● How to complete this task
Where a line in the entries below contains the word "description", it counts; give the total by itself.

[Interface dataset entries]
┌──

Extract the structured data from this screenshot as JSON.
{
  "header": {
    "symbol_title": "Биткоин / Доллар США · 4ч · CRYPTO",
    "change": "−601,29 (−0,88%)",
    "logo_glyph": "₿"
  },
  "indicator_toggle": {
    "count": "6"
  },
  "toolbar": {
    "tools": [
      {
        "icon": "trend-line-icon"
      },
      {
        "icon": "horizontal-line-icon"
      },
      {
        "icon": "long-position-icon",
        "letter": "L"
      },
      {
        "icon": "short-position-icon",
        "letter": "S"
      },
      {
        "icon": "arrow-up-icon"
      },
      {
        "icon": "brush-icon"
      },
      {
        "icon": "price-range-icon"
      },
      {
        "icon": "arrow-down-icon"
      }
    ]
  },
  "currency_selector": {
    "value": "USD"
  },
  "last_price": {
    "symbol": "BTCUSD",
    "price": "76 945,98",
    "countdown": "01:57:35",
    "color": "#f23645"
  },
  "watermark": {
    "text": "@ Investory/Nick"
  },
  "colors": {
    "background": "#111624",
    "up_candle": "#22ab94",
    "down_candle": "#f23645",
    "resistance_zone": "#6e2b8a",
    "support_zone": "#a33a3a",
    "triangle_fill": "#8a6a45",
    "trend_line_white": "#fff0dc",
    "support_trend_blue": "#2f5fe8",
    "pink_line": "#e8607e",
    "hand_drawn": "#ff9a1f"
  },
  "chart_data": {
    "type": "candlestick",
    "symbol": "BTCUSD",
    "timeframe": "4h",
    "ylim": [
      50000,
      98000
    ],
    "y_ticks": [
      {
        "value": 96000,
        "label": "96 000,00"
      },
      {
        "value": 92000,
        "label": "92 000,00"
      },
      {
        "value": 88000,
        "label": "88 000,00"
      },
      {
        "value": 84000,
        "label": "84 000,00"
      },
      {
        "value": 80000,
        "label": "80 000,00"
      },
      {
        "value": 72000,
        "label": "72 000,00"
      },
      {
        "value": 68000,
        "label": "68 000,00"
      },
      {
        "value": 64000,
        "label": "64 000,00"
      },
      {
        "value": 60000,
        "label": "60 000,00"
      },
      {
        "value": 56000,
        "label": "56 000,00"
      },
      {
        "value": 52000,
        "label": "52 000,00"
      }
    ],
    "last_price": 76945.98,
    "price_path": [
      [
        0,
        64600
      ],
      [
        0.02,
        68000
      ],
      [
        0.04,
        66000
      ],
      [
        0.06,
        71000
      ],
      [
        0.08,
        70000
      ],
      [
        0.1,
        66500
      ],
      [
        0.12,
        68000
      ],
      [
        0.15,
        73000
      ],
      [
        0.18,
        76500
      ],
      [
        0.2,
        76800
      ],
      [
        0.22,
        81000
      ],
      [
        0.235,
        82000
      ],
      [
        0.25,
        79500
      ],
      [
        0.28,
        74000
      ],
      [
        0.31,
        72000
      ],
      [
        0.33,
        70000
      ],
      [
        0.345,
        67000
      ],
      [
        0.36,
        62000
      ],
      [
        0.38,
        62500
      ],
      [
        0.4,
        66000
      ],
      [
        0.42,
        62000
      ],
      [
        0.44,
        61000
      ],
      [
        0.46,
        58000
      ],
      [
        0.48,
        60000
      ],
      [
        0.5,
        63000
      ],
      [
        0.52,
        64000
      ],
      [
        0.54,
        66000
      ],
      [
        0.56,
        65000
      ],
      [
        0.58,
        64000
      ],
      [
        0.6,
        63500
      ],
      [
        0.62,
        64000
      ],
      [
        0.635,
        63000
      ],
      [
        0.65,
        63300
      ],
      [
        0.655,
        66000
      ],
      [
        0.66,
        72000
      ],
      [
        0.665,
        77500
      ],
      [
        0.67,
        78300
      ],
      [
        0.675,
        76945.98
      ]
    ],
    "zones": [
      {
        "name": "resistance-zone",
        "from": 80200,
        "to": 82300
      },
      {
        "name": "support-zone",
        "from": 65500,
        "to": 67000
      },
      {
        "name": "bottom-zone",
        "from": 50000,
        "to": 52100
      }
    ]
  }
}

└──
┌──

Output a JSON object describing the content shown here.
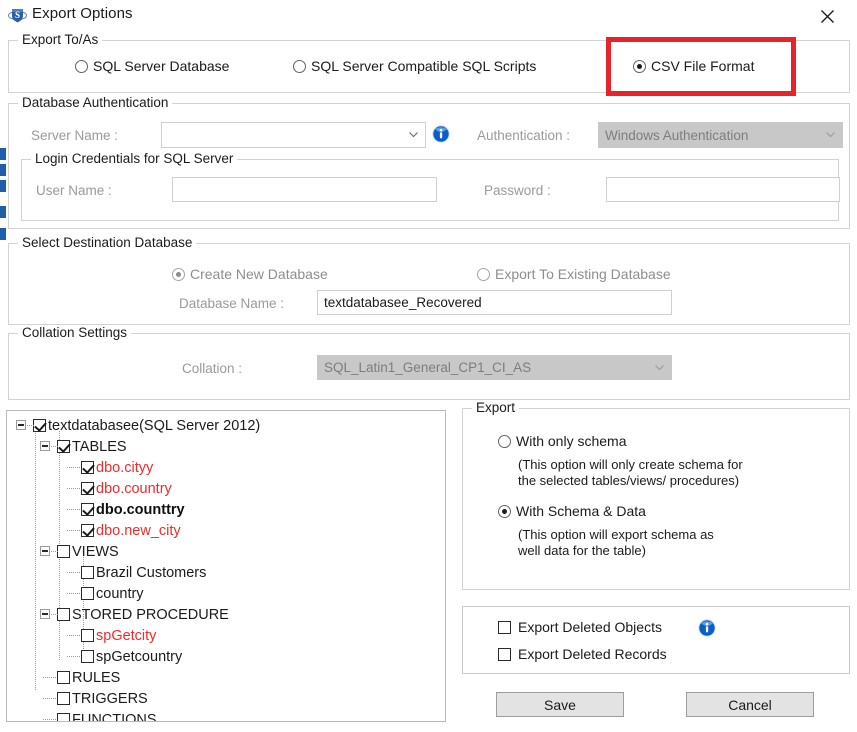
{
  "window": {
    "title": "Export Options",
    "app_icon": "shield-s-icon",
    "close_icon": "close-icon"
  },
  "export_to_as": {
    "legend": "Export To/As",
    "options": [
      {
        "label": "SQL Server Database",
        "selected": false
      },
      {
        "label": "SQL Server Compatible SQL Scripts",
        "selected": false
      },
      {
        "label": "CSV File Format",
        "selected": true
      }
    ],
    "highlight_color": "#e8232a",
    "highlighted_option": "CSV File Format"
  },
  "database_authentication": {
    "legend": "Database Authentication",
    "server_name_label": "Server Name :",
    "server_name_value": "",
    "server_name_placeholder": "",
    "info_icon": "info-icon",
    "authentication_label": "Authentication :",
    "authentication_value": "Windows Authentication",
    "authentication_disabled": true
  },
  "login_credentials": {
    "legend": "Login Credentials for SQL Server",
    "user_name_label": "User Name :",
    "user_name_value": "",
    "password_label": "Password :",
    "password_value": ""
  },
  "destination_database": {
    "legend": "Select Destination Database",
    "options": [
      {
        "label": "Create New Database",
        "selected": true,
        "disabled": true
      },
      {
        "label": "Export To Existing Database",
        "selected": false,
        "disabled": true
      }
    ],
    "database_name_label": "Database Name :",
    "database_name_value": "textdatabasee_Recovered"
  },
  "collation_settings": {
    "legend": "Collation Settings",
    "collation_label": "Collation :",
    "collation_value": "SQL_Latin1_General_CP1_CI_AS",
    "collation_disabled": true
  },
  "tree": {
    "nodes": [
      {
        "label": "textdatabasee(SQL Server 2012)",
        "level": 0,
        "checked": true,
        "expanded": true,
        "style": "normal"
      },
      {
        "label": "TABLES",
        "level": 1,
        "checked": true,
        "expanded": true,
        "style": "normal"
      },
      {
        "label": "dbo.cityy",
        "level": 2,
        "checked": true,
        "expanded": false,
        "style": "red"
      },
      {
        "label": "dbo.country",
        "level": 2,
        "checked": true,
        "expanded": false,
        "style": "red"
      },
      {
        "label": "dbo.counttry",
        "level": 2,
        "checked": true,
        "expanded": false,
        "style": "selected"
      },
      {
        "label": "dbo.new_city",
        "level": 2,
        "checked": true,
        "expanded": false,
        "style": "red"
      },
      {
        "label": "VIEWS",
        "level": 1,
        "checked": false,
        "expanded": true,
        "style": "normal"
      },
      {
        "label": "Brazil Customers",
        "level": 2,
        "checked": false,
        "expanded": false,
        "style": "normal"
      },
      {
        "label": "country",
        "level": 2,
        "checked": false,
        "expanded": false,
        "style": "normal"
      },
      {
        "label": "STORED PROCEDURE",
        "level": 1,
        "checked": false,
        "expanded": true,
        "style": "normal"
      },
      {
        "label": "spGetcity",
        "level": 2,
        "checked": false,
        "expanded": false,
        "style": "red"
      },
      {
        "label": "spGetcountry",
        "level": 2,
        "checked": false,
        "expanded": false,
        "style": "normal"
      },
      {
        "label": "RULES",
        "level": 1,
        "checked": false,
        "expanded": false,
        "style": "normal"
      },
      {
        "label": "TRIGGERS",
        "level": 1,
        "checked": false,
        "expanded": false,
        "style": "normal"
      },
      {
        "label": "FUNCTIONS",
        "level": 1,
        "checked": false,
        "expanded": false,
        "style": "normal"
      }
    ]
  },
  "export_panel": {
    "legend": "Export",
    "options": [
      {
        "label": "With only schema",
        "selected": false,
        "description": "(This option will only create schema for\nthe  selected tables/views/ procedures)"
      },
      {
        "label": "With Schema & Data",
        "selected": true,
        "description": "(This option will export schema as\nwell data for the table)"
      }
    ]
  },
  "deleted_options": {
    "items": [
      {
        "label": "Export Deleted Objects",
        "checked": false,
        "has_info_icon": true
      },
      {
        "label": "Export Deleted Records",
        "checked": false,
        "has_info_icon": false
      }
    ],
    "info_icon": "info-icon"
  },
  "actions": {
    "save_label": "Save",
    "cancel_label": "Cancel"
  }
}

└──

● Solution to this task
2